Taking advantage of this, organizations are now finding that vlogs made on mobile phones, then posted onto the company intranet are becoming popular among staff. Thanks to the many creative ways of digitally connecting now being utilized to manage lockdown during the coronavirus crisis, staff themselves can document and share their everyday experience with photos, vlogs, interviews, selfies, microblogging, videos, and more.
By doing this, front-line employees can spread the story about their day to day, with unenlightened colleagues in a way that they can quickly and easily absorb.
Empower your employees by exposing everyone to the realities their role and encouraging your frontline workers to share a short video shadowing their work life. When management and colleagues finally recognize the many contributions of these workers, you can reinforce behaviors that support your organization’s overall goals.
Once you adapt your approach to include these visual highlights and expose everyone to the realities of working on the front lines, the scale in which other divisions will watch your content and value your front-line employees will steadily increase.
The face of your brand
Your frontline employees are indeed the face of your company, but ironically, they are often a company’s lowest paid and most neglected staff members.
At a time when we are depending on them most, they are also critical to your organization and should be treated as such. They hold customer relations in the palm of their hands and can literally make or break your business image.

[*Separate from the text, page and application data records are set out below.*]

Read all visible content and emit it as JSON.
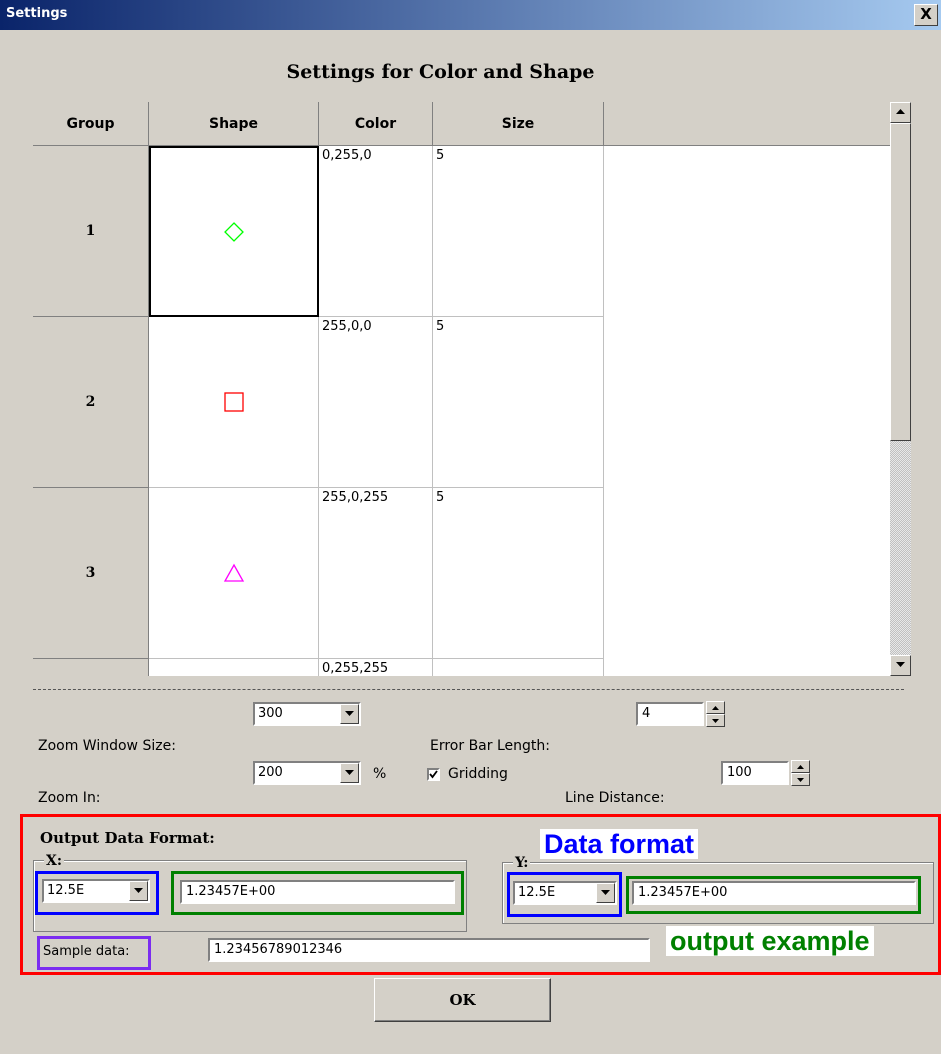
{
  "window": {
    "title": "Settings",
    "close_label": "X"
  },
  "heading": "Settings for Color and Shape",
  "table": {
    "headers": [
      "Group",
      "Shape",
      "Color",
      "Size"
    ],
    "rows": [
      {
        "group": "1",
        "shape": "diamond",
        "shape_color": "#00ff00",
        "color": "0,255,0",
        "size": "5"
      },
      {
        "group": "2",
        "shape": "square",
        "shape_color": "#ff0000",
        "color": "255,0,0",
        "size": "5"
      },
      {
        "group": "3",
        "shape": "triangle",
        "shape_color": "#ff00ff",
        "color": "255,0,255",
        "size": "5"
      },
      {
        "group": "",
        "shape": "",
        "shape_color": "",
        "color": "0,255,255",
        "size": ""
      }
    ]
  },
  "zoom": {
    "window_size_label": "Zoom Window Size:",
    "window_size_value": "300",
    "zoom_in_label": "Zoom In:",
    "zoom_in_value": "200",
    "zoom_in_unit": "%"
  },
  "error_bar": {
    "label": "Error Bar Length:",
    "value": "4"
  },
  "gridding": {
    "label": "Gridding",
    "checked": true
  },
  "line_distance": {
    "label": "Line Distance:",
    "value": "100"
  },
  "output": {
    "title": "Output Data Format:",
    "x": {
      "legend": "X:",
      "format": "12.5E",
      "example": "1.23457E+00"
    },
    "y": {
      "legend": "Y:",
      "format": "12.5E",
      "example": "1.23457E+00"
    },
    "sample_label": "Sample data:",
    "sample_value": "1.23456789012346"
  },
  "annotations": {
    "data_format": "Data format",
    "data_format_color": "#0000ff",
    "output_example": "output example",
    "output_example_color": "#008000"
  },
  "ok_label": "OK"
}
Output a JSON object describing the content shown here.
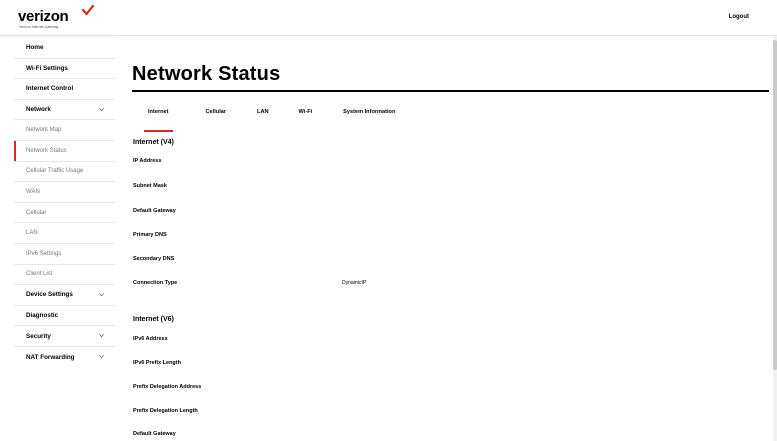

Corporate strategy and goals are only as good as its execution, and this execution is dependent on frontline employees excelling. Give your employees the tools they need to thrive with the above tips. Remember, to improve your company culture express appreciation for your front-line workers often.